As some meat processors make curtain calls on the world stage to deliver lines designed to cure their ailing industry, their counterparts march to a different tune fueled by their own agendas.
Consider the recent pronouncement from the American Meat Institute’s chief executive regarding the divided house of the American cattle industry. As Pat Boyle points out, the closed Canadian border represents a windfall for some producers profiting from a tight and largely closed market. Meanwhile, the American beef processing industry is struggling to simply keep their plants running, forget about at full capacity.
The love/hate relationship between packers and producers is longstanding and not exactly a secret. They are our customers, a cattle producer acknowledges, but we wish there were more of them so there would be more competition in the bidding. When control is in the hands of a small number of companies, the economic scenario is classic. When a large number of sellers and a small number of buyers negotiate, the buyers have the power. It would be foolhardy for those in control to abuse their power, for surely what goes around comes around.
Concentration is targeted too often in times of low cattle prices. Listen to Joe Queen, a North Carolina cattle producer and vice president of the National Cattlemen’s Beef Association.
“Today’s strong cattle prices tend to dispel any notion that cattlemen are currently victims of unfair or inadequate competition, and I am not one to blame packer concentration for every ill that affects the cattle industry. But I do feel that robust competition in the packing industry is ultimately very good for cattlemen, and helps ensure that we are selling our cattle in a fair and open marketplace. Competition is especially critical for those raising cattle in regions that do not have an established history of supporting packing capacity. If cattlemen in the West and Northwest, for example, have to rely on a single packer as the destination for their cattle, they may very well face a price squeeze. An even more difficult scenario presents itself when these cattlemen have no packers in their regions whatsoever. In this case, they will mostly likely face a market price squeeze and will be forced to absorb significant freight costs.”
I am no preacher, so my aim is not to convert. Infighting does seem senseless, however, especially given what’s at stake in these trying times. There are precedents to consider, one being from the coffee industry. In the 1970s, crop failures and other factors combined to drive the price of coffee through the ceiling. Those with product were delighted. Their joy was short-lived, however, because many consumers, faced with ultra-high coffee prices, simply quit drinking coffee never to return. The long-term result was very negative for coffee growers and the industry.
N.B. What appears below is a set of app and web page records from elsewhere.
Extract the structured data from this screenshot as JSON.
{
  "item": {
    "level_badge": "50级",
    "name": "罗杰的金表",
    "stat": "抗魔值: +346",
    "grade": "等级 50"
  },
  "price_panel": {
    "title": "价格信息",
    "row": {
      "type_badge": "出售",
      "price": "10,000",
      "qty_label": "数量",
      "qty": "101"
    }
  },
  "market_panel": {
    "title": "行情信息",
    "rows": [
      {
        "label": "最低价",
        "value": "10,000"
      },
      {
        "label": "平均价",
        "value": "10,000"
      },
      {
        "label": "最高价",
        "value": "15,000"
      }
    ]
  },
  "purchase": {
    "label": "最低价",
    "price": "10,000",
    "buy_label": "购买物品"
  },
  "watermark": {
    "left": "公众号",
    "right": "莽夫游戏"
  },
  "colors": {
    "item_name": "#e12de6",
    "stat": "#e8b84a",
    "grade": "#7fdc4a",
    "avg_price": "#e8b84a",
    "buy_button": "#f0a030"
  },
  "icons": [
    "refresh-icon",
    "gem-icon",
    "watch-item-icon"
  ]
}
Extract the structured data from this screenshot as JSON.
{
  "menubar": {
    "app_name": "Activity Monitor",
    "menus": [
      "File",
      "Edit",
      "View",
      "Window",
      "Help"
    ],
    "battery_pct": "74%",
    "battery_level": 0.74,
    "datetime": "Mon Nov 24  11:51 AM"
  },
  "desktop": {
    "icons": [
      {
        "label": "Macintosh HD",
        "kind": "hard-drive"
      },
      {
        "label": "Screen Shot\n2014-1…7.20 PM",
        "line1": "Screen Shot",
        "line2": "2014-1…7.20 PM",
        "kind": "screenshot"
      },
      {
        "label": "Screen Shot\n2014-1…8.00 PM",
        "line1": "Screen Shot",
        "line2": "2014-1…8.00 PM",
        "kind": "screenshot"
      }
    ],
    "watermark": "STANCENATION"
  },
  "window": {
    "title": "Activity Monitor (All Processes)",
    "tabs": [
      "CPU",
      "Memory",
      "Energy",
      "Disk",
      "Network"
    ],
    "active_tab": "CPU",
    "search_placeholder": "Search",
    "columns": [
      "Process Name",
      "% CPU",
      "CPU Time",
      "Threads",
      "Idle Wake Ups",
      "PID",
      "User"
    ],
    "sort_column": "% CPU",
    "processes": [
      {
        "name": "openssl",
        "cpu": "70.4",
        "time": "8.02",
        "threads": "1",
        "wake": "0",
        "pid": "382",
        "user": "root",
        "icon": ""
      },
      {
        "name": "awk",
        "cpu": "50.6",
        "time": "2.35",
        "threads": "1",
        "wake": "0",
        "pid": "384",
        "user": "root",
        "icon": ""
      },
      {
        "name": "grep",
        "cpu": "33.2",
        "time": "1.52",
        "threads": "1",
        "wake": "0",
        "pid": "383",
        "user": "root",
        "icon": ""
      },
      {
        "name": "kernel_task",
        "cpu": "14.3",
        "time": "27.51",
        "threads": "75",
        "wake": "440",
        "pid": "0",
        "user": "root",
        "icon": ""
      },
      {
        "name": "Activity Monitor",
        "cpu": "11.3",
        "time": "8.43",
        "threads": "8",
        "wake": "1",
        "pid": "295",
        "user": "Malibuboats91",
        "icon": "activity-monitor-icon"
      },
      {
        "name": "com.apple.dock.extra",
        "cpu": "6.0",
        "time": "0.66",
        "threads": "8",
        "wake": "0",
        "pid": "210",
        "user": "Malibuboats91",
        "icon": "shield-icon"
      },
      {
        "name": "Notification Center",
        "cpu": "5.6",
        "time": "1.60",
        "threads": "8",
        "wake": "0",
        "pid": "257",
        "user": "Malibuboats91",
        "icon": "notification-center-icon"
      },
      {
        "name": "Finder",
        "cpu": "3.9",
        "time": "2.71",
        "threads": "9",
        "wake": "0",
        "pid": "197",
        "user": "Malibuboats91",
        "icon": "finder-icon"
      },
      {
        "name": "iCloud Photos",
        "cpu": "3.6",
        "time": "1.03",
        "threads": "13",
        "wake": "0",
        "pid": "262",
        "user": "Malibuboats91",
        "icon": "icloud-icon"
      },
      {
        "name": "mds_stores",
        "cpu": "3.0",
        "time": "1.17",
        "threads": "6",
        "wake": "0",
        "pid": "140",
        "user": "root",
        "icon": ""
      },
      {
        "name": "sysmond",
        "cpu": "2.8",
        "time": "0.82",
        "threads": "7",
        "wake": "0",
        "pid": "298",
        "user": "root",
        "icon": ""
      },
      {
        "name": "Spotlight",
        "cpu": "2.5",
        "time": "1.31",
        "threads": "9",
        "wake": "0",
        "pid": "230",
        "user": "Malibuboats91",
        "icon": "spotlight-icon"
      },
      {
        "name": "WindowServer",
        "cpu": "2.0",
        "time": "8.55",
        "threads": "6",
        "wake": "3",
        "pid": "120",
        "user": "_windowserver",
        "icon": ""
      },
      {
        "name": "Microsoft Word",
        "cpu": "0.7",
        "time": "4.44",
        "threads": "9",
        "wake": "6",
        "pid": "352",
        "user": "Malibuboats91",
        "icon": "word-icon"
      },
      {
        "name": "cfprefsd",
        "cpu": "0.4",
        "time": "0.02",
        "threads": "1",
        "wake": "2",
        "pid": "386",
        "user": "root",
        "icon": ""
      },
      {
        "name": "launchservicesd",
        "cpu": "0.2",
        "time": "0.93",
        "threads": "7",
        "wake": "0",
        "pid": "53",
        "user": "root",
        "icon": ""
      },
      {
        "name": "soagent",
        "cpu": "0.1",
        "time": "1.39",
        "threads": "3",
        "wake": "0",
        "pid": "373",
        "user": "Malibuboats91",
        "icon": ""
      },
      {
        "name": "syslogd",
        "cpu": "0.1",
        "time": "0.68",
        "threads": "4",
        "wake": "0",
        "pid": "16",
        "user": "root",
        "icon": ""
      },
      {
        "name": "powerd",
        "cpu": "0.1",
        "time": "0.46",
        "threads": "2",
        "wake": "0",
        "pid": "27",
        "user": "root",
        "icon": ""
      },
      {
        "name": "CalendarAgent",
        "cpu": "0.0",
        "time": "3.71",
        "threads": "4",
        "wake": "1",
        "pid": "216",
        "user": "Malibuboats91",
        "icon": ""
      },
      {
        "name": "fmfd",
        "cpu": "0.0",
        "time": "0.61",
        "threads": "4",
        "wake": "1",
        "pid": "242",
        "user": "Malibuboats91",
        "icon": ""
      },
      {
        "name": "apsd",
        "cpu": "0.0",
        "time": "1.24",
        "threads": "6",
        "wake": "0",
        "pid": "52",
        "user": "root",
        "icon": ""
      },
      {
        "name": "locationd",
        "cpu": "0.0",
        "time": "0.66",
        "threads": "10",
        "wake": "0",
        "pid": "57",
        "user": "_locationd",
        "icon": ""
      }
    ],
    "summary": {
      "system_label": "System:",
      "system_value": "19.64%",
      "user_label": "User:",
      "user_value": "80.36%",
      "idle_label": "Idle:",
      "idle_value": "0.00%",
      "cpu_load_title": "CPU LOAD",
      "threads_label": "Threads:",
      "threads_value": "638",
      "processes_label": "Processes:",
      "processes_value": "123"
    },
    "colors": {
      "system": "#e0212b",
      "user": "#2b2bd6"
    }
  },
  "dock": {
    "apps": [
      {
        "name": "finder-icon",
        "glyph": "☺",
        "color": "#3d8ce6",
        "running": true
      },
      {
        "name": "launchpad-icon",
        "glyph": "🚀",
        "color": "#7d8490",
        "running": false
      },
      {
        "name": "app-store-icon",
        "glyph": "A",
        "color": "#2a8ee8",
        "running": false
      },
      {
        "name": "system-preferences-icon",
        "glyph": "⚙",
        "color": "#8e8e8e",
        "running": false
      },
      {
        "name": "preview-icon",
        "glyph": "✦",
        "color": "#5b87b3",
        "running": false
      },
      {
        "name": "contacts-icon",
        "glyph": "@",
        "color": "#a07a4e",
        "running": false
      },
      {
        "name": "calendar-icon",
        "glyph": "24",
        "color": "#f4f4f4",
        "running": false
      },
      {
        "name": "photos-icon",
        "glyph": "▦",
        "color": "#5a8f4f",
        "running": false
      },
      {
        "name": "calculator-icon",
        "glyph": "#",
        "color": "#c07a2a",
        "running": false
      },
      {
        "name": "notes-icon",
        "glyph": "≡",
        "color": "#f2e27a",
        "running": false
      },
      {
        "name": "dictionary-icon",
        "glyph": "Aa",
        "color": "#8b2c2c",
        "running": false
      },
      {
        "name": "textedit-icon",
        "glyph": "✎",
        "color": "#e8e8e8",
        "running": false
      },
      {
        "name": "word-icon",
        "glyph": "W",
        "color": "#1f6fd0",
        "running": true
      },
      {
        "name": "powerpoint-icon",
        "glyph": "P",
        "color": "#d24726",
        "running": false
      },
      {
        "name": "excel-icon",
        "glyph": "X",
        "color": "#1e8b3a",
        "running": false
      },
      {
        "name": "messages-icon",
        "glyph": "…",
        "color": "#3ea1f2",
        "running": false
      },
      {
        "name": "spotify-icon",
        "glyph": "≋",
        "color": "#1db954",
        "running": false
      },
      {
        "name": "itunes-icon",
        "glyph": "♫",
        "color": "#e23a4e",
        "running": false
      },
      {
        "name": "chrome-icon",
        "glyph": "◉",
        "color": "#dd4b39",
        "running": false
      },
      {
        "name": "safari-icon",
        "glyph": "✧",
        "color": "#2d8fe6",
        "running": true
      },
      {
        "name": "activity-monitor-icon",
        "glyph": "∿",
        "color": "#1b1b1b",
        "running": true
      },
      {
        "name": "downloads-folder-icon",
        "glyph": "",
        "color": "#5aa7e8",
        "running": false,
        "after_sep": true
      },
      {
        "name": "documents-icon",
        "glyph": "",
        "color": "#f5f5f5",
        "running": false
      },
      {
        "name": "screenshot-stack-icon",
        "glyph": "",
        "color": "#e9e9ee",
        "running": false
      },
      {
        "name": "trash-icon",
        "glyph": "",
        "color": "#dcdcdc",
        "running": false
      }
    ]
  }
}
It behooves those with interests in the beef industry to take care that they not cut off their noses to spite their faces.